All the while we have physical plants that we didn't design. Do you really think that we would choose open bay dorms, with low staff to student rates, and limited ability to fix the problem. Do you really think that we want to keep youth in these institutions that could be managed in the community? Have you ever thought about the position that the staff and admisnitrators with integrity are put in right now?

There is no doubt that there is corruption. There is no doubt that we have staff in postions that should not be there (at all levels). There is no doubt that we are faced with challenges on a daily basis that the public doesn't really understand.

What I ask is this......
There are people working for TYC that have integrity and attempt to do the right thing despite the position that so may people put us in on a daily basis. We encourage reform, but we also would like the acknowledgement that the issues of topic right now have developed over the last 10 years. TYC went through an expansion during the 90's that opened up many beds. After that initial expansion, there was no solid plan for ensuring the progamming would also be put in place. We as TYC staff didn't decide the type of buildings that would be built, the type of youth that we would receive, nor the type of funding cuts that we would be given. Likewise, we have to rely on the executive management to present the issues that we are faced with. Many of us were aware that the agency leadership was not making decisions that were beneficial, but were powerless to influence it.

I am not hear to complain, I love my job.

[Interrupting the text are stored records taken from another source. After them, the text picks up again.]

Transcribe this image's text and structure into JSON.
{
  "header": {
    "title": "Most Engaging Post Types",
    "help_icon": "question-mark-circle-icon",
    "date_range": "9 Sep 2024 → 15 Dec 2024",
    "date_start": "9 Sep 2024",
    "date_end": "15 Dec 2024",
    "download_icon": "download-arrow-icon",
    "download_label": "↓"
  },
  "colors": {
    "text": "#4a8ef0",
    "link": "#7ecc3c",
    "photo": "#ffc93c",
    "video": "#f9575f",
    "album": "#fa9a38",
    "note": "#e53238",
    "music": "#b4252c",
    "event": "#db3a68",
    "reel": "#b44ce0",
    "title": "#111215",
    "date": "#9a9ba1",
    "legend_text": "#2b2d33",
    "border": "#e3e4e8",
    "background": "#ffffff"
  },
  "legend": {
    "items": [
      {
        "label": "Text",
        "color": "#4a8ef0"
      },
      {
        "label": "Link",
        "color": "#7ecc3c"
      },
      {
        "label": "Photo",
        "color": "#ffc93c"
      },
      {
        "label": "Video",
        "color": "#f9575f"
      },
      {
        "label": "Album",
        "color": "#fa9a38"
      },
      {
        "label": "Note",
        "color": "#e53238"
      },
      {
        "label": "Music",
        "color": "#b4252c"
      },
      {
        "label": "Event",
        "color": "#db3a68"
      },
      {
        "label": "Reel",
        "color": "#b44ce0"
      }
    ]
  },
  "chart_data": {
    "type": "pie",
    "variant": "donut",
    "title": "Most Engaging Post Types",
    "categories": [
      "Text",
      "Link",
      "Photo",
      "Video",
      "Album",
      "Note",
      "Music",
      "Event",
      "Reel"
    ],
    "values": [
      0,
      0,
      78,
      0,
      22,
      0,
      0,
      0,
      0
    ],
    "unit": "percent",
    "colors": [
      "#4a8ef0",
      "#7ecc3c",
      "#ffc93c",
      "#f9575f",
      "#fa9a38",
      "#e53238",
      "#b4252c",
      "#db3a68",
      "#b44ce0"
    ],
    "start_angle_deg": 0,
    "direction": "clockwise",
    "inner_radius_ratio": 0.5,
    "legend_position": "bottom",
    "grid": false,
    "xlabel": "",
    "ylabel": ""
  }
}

I know that I am helping these kids do better and I have integrity in my mission. I just want everyone else to know that there are many of us here that welcome the change, but don't want the public to just hear from the ones that throw the fit.

Anytime there is a major scandal (such as the one at WTSS and others), it is like a call for all the disgruntled people to get their digs in. I hope that those of you that are watching this from the outside ensure that you realize that those people do not speak for all of us. Many of us are committed to continuing the work we have done to help the kids, the families, the communities, and the victims despite the battles that we are placed in.

So here it is - the question:
Are you ready to get through all the words that are part of this battle, put down the finger pointing, roll up your sleeves, and finally help the people like myself who are doing the best they can with what they have been given? TYC's problems are complicated - I urge you not to jump to conclusions. No one wants the people prosecuted more than I. I want accountability measures in place for everyone. But, most of all, I want real help in completing our mission to put the youth of Texas back out on the streets better than how they came in the front door.